When it comes to starting social enterprises, Paul Tracey and Neil Stott would love "to see a thousand flowers bloom". But doing good for society isn’t as straightforward as it sounds and even the best ideas can fail. Their research aims to understand the elements that are needed to help social ventures thrive.
An open source, 3D-printable microscope that forms the cornerstone of rapid, automated water testing kits for use in low and middle-income countries, has helped a Cambridge researcher and his not-for-profit spin-out company win the top prize in this year’s Vice-Chancellor’s Impact Awards at the University of Cambridge.
More than 3 million people (three times previous estimates) are estimated to be actively using cryptocurrencies like bitcoin, finds the first global cryptocurrency benchmarking study by the Cambridge Centre for Alternative Finance.
With inequalities set to get worse, it’s time to take radical action, says Jaideep Prabhu, Director of Centre for India & Global Business, Cambridge Judge Business School, writing for The Conversation. Could the answer lie in the ‘frugal revolution’ that is already under way?
On 30 March, the day after the 'triggering' of Article 50 began the official Brexit process, a group of University of Cambridge lawyers, economists, historians and tax experts gathered in Peterhouse.
The media are quick to criticise humanitarian organisations as inefficient and expensive, writes Corinna Frey (Cambridge Judge Business School), in The Conversation, but we should remember the extremely challenging work they do.
Student volunteers Susannah Duck and Izhan Khan describe working with a Tanzanian community to install a system that turns sewage into essential products.
The daily economic cost to the USA from solar storm-induced electricity blackouts could be in the tens of billions of dollars, with more than half the loss from indirect costs outside the blackout zone, according to a new study led by University of Cambridge researchers.
It’s long been associated with anger and coarseness but profanity can have another, more positive connotation. Psychologists have learned that people who frequently curse are being more honest.
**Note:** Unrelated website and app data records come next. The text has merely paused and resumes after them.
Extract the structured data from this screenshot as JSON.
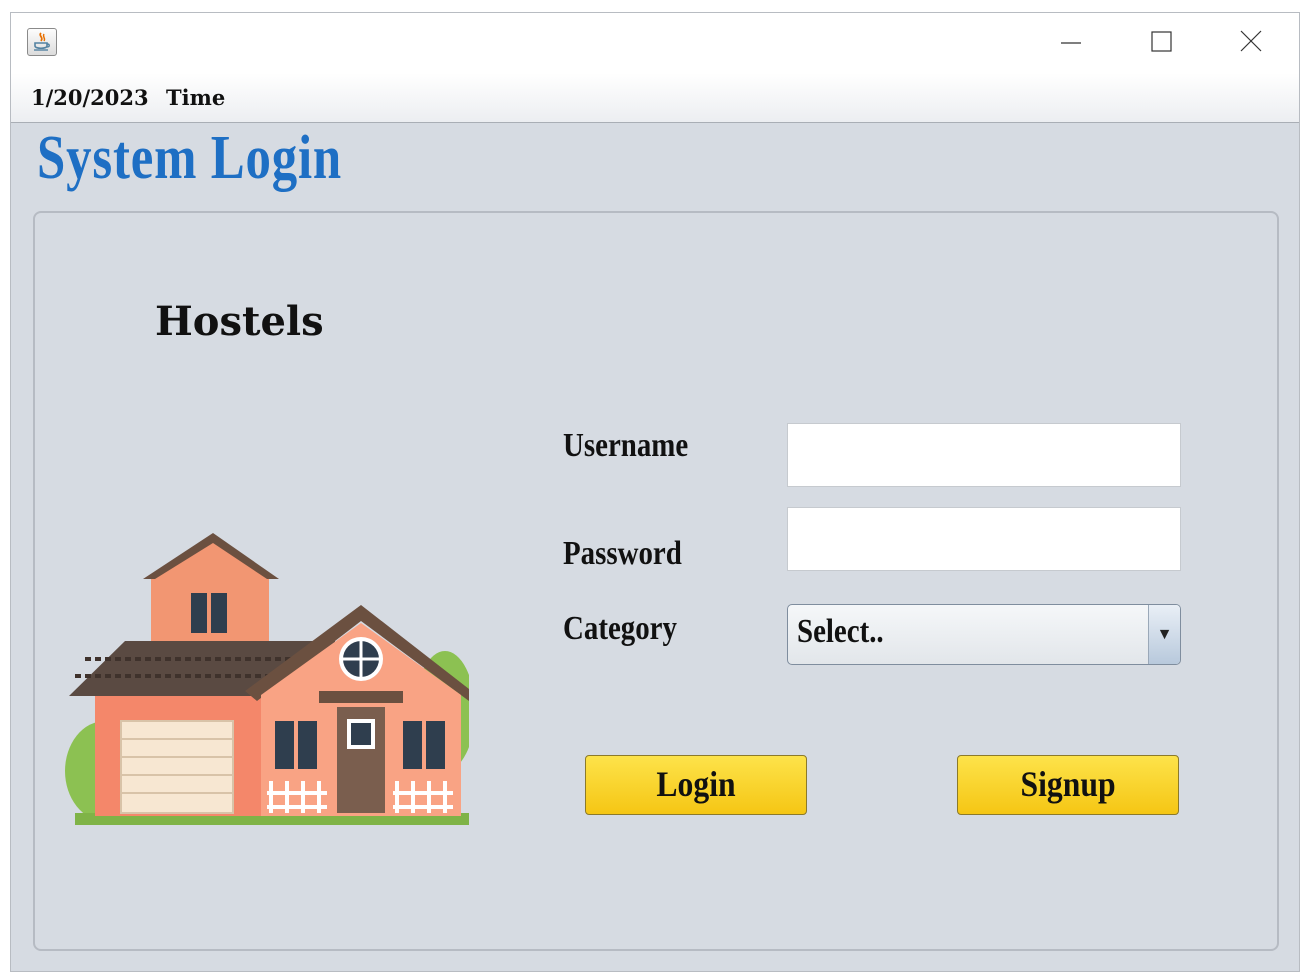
{
  "window": {
    "icon": "java-icon",
    "controls": [
      "minimize-icon",
      "maximize-icon",
      "close-icon"
    ]
  },
  "menubar": {
    "date": "1/20/2023",
    "time_label": "Time"
  },
  "header": {
    "title": "System Login"
  },
  "panel": {
    "brand": "Hostels",
    "illustration": "house-icon"
  },
  "form": {
    "username_label": "Username",
    "username_value": "",
    "password_label": "Password",
    "password_value": "",
    "category_label": "Category",
    "category_selected": "Select.."
  },
  "actions": {
    "login_label": "Login",
    "signup_label": "Signup",
    "button_color": "#f9d21c"
  },
  "colors": {
    "title": "#1e6fc4",
    "background": "#d6dbe2"
  }
}
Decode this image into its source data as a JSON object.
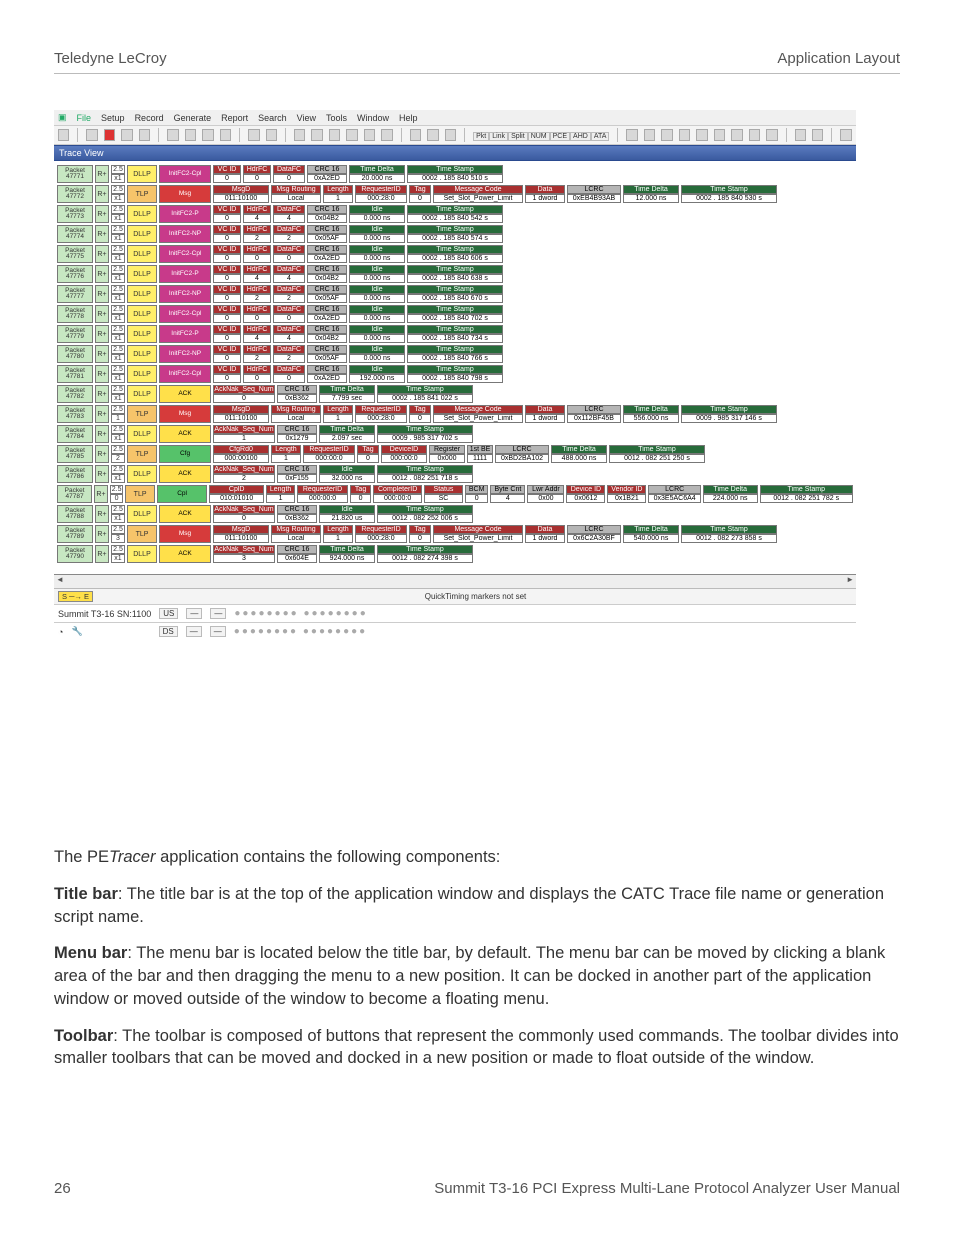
{
  "header": {
    "left": "Teledyne LeCroy",
    "right": "Application Layout"
  },
  "footer": {
    "page": "26",
    "title": "Summit T3-16 PCI Express Multi-Lane Protocol Analyzer User Manual"
  },
  "menu": {
    "items": [
      "File",
      "Setup",
      "Record",
      "Generate",
      "Report",
      "Search",
      "View",
      "Tools",
      "Window",
      "Help"
    ]
  },
  "toolbar_group": [
    "Pkt",
    "Link",
    "Split",
    "NUM",
    "PCE",
    "AHD",
    "ATA"
  ],
  "tracehdr": "Trace View",
  "rows_dllp": [
    {
      "num": "47771",
      "kind": "InitFC2-Cpl",
      "kclass": "k-initc",
      "vc": "0",
      "hdr": "0",
      "dfc": "0",
      "crc": "0xA2ED",
      "td": "20.000 ns",
      "ts": "0002 . 185 840 510 s",
      "td_hdr": "Time Delta"
    },
    {
      "num": "47773",
      "kind": "InitFC2-P",
      "kclass": "k-initp",
      "vc": "0",
      "hdr": "4",
      "dfc": "4",
      "crc": "0x04B2",
      "td": "0.000 ns",
      "ts": "0002 . 185 840 542 s",
      "td_hdr": "Idle"
    },
    {
      "num": "47774",
      "kind": "InitFC2-NP",
      "kclass": "k-initnp",
      "vc": "0",
      "hdr": "2",
      "dfc": "2",
      "crc": "0x05AF",
      "td": "0.000 ns",
      "ts": "0002 . 185 840 574 s",
      "td_hdr": "Idle"
    },
    {
      "num": "47775",
      "kind": "InitFC2-Cpl",
      "kclass": "k-initc",
      "vc": "0",
      "hdr": "0",
      "dfc": "0",
      "crc": "0xA2ED",
      "td": "0.000 ns",
      "ts": "0002 . 185 840 606 s",
      "td_hdr": "Idle"
    },
    {
      "num": "47776",
      "kind": "InitFC2-P",
      "kclass": "k-initp",
      "vc": "0",
      "hdr": "4",
      "dfc": "4",
      "crc": "0x04B2",
      "td": "0.000 ns",
      "ts": "0002 . 185 840 638 s",
      "td_hdr": "Idle"
    },
    {
      "num": "47777",
      "kind": "InitFC2-NP",
      "kclass": "k-initnp",
      "vc": "0",
      "hdr": "2",
      "dfc": "2",
      "crc": "0x05AF",
      "td": "0.000 ns",
      "ts": "0002 . 185 840 670 s",
      "td_hdr": "Idle"
    },
    {
      "num": "47778",
      "kind": "InitFC2-Cpl",
      "kclass": "k-initc",
      "vc": "0",
      "hdr": "0",
      "dfc": "0",
      "crc": "0xA2ED",
      "td": "0.000 ns",
      "ts": "0002 . 185 840 702 s",
      "td_hdr": "Idle"
    },
    {
      "num": "47779",
      "kind": "InitFC2-P",
      "kclass": "k-initp",
      "vc": "0",
      "hdr": "4",
      "dfc": "4",
      "crc": "0x04B2",
      "td": "0.000 ns",
      "ts": "0002 . 185 840 734 s",
      "td_hdr": "Idle"
    },
    {
      "num": "47780",
      "kind": "InitFC2-NP",
      "kclass": "k-initnp",
      "vc": "0",
      "hdr": "2",
      "dfc": "2",
      "crc": "0x05AF",
      "td": "0.000 ns",
      "ts": "0002 . 185 840 766 s",
      "td_hdr": "Idle"
    },
    {
      "num": "47781",
      "kind": "InitFC2-Cpl",
      "kclass": "k-initc",
      "vc": "0",
      "hdr": "0",
      "dfc": "0",
      "crc": "0xA2ED",
      "td": "192.000 ns",
      "ts": "0002 . 185 840 798 s",
      "td_hdr": "Idle"
    }
  ],
  "row_ack_a": {
    "num": "47782",
    "ann": "0",
    "crc": "0xB362",
    "td": "7.799 sec",
    "ts": "0002 . 185 841 022 s"
  },
  "row_tlp_msg1": {
    "num": "47772",
    "x": "x1",
    "msgd": "011:10100",
    "mgr": "Local",
    "len": "1",
    "req": "000:28:0",
    "tag": "0",
    "mcode": "Set_Slot_Power_Limit",
    "data": "1 dword",
    "lcrc": "0xEB4B93AB",
    "td": "12.000 ns",
    "ts": "0002 . 185 840 530 s"
  },
  "row_tlp_msg2": {
    "num": "47783",
    "x": "1",
    "msgd": "011:10100",
    "mgr": "Local",
    "len": "1",
    "req": "000:28:0",
    "tag": "0",
    "mcode": "Set_Slot_Power_Limit",
    "data": "1 dword",
    "lcrc": "0x112BF45B",
    "td": "556.000 ns",
    "ts": "0009 . 985 317 146 s"
  },
  "row_ack_b": {
    "num": "47784",
    "ann": "1",
    "crc": "0x1279",
    "td": "2.097 sec",
    "ts": "0009 . 985 317 702 s"
  },
  "row_cfg": {
    "num": "47785",
    "x": "2",
    "d": "000:00100",
    "len": "1",
    "req": "000:00:0",
    "tag": "0",
    "dev": "000:00:0",
    "reg": "0x000",
    "be": "1111",
    "lcrc": "0xBD2BA102",
    "td": "488.000 ns",
    "ts": "0012 . 082 251 250 s"
  },
  "row_ack_c": {
    "num": "47786",
    "ann": "2",
    "crc": "0xF155",
    "td": "32.000 ns",
    "ts": "0012 . 082 251 718 s",
    "td_hdr": "Idle"
  },
  "row_cpl": {
    "num": "47787",
    "x": "0",
    "cpld": "010:01010",
    "len": "1",
    "req": "000:00:0",
    "tag": "0",
    "cmp": "000:00:0",
    "stat": "SC",
    "bcm": "0",
    "bc": "4",
    "la": "0x00",
    "devid": "0x0612",
    "vendid": "0x1B21",
    "lcrc": "0x3E5AC6A4",
    "td": "224.000 ns",
    "ts": "0012 . 082 251 782 s"
  },
  "row_ack_d": {
    "num": "47788",
    "ann": "0",
    "crc": "0xB362",
    "td": "21.820 us",
    "ts": "0012 . 082 252 006 s",
    "td_hdr": "Idle"
  },
  "row_tlp_msg3": {
    "num": "47789",
    "x": "3",
    "msgd": "011:10100",
    "mgr": "Local",
    "len": "1",
    "req": "000:28:0",
    "tag": "0",
    "mcode": "Set_Slot_Power_Limit",
    "data": "1 dword",
    "lcrc": "0x6C2A30BF",
    "td": "540.000 ns",
    "ts": "0012 . 082 273 858 s"
  },
  "row_ack_e": {
    "num": "47790",
    "ann": "3",
    "crc": "0x604E",
    "td": "924.000 ns",
    "ts": "0012 . 082 274 398 s"
  },
  "labels": {
    "packet": "Packet",
    "rplus": "R+",
    "g25": "2.5",
    "gx1": "x1",
    "dllp": "DLLP",
    "tlp": "TLP",
    "ack": "ACK",
    "msg": "Msg",
    "cfg": "Cfg",
    "cpl": "Cpl",
    "vcid": "VC ID",
    "hdrfc": "HdrFC",
    "datafc": "DataFC",
    "crc16": "CRC 16",
    "timedelta": "Time Delta",
    "timestamp": "Time Stamp",
    "idle": "Idle",
    "msgd": "MsgD",
    "mgr": "Msg Routing",
    "length": "Length",
    "reqid": "RequesterID",
    "tag": "Tag",
    "mcode": "Message Code",
    "data": "Data",
    "lcrc": "LCRC",
    "ann": "AckNak_Seq_Num",
    "cfgrd0": "CfgRd0",
    "devid": "DeviceID",
    "register": "Register",
    "firstbe": "1st BE",
    "cpld": "CplD",
    "completerid": "CompleterID",
    "status": "Status",
    "bcm": "BCM",
    "bytecnt": "Byte Cnt",
    "lwraddr": "Lwr Addr",
    "device_id": "Device ID",
    "vendor_id": "Vendor ID"
  },
  "se": {
    "chip": "S ─→ E",
    "msg": "QuickTiming markers not set"
  },
  "status": {
    "device": "Summit T3-16 SN:1100",
    "us": "US",
    "ds": "DS",
    "dash": "—",
    "leds": "●●●●●●●● ●●●●●●●●"
  },
  "body": {
    "intro": "The PETracer application contains the following components:",
    "title_h": "Title bar",
    "title_t": ": The title bar is at the top of the application window and displays the CATC Trace file name or generation script name.",
    "menu_h": "Menu bar",
    "menu_t": ": The menu bar is located below the title bar, by default. The menu bar can be moved by clicking a blank area of the bar and then dragging the menu to a new position. It can be docked in another part of the application window or moved outside of the window to become a floating menu.",
    "tool_h": "Toolbar",
    "tool_t": ": The toolbar is composed of buttons that represent the commonly used commands. The toolbar divides into smaller toolbars that can be moved and docked in a new position or made to float outside of the window."
  },
  "i": {
    "tracer_pre": "The PE",
    "tracer_it": "Tracer",
    "tracer_post": " application contains the following components:"
  }
}
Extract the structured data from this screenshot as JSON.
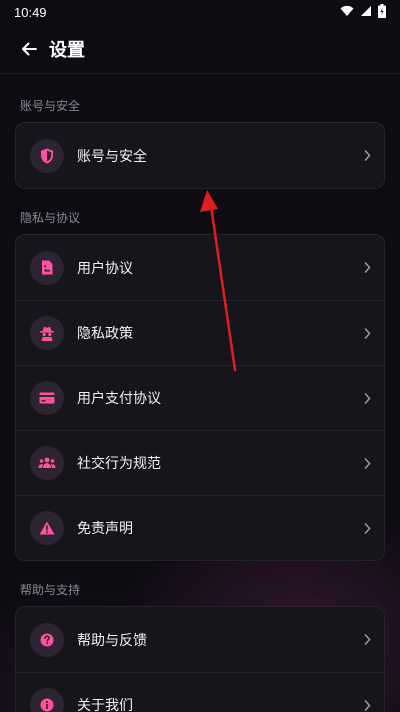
{
  "status_bar": {
    "time": "10:49",
    "icons": [
      "wifi-icon",
      "signal-icon",
      "battery-icon"
    ]
  },
  "header": {
    "back_icon": "arrow-left-icon",
    "title": "设置"
  },
  "sections": [
    {
      "label": "账号与安全",
      "items": [
        {
          "label": "账号与安全",
          "icon": "shield-icon"
        }
      ]
    },
    {
      "label": "隐私与协议",
      "items": [
        {
          "label": "用户协议",
          "icon": "document-icon"
        },
        {
          "label": "隐私政策",
          "icon": "spy-icon"
        },
        {
          "label": "用户支付协议",
          "icon": "credit-card-icon"
        },
        {
          "label": "社交行为规范",
          "icon": "people-icon"
        },
        {
          "label": "免责声明",
          "icon": "warning-icon"
        }
      ]
    },
    {
      "label": "帮助与支持",
      "items": [
        {
          "label": "帮助与反馈",
          "icon": "help-icon"
        },
        {
          "label": "关于我们",
          "icon": "info-icon"
        }
      ]
    }
  ],
  "colors": {
    "accent": "#ff4fa0",
    "background": "#0e0c12",
    "card": "#17151c",
    "annotation_arrow": "#e01e1e"
  }
}
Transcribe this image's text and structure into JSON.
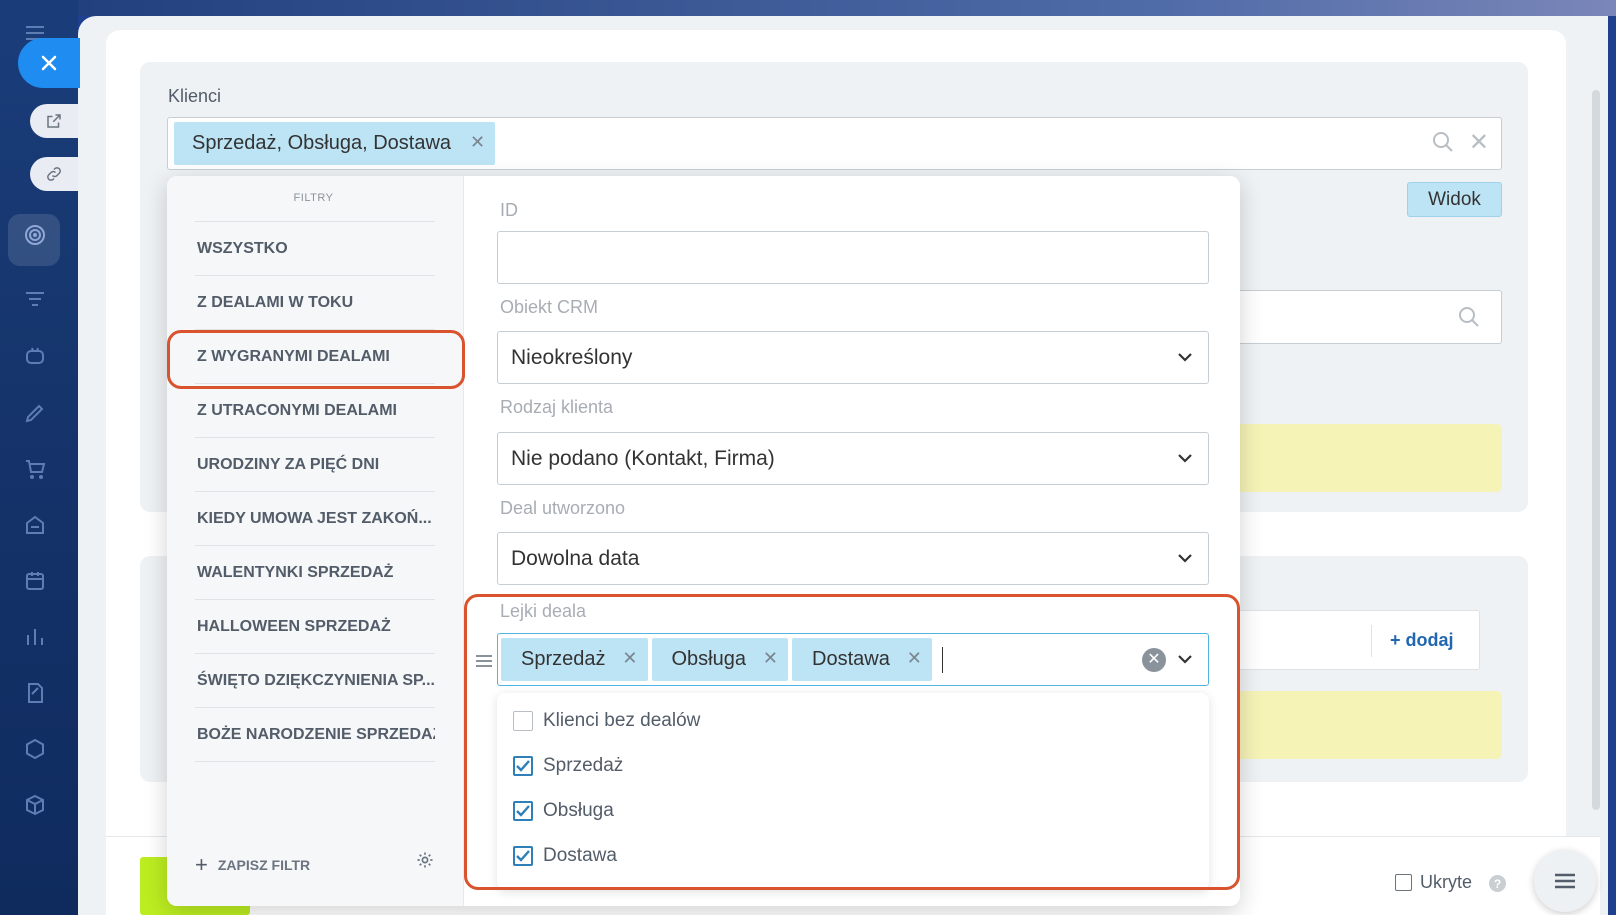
{
  "main_filter": {
    "label": "Klienci",
    "preset_tag": "Sprzedaż, Obsługa, Dostawa"
  },
  "view_button": "Widok",
  "add_link": "+ dodaj",
  "footer": {
    "hidden_label": "Ukryte",
    "help": "?"
  },
  "presets": {
    "title": "FILTRY",
    "items": [
      "WSZYSTKO",
      "Z DEALAMI W TOKU",
      "Z WYGRANYMI DEALAMI",
      "Z UTRACONYMI DEALAMI",
      "URODZINY ZA PIĘĆ DNI",
      "KIEDY UMOWA JEST ZAKOŃ...",
      "WALENTYNKI SPRZEDAŻ",
      "HALLOWEEN SPRZEDAŻ",
      "ŚWIĘTO DZIĘKCZYNIENIA SP...",
      "BOŻE NARODZENIE SPRZEDAŻ"
    ],
    "save_label": "ZAPISZ FILTR"
  },
  "fields": {
    "id": {
      "label": "ID",
      "value": ""
    },
    "crm_object": {
      "label": "Obiekt CRM",
      "value": "Nieokreślony"
    },
    "client_type": {
      "label": "Rodzaj klienta",
      "value": "Nie podano (Kontakt, Firma)"
    },
    "deal_created": {
      "label": "Deal utworzono",
      "value": "Dowolna data"
    },
    "deal_funnels": {
      "label": "Lejki deala",
      "tags": [
        "Sprzedaż",
        "Obsługa",
        "Dostawa"
      ],
      "options": [
        {
          "label": "Klienci bez dealów",
          "checked": false
        },
        {
          "label": "Sprzedaż",
          "checked": true
        },
        {
          "label": "Obsługa",
          "checked": true
        },
        {
          "label": "Dostawa",
          "checked": true
        }
      ]
    }
  },
  "colors": {
    "tag_bg": "#bde4f5",
    "highlight": "#d9532f",
    "accent_blue": "#1e8cf0",
    "primary_green": "#bbed21",
    "notice_yellow": "#f6f3b7"
  }
}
Writing in the journal Social Psychological and Personality Science a team of researchers from the Netherlands, the UK, the USA and Hong Kong report that people who use profanity are less likely to be associated with lying and deception.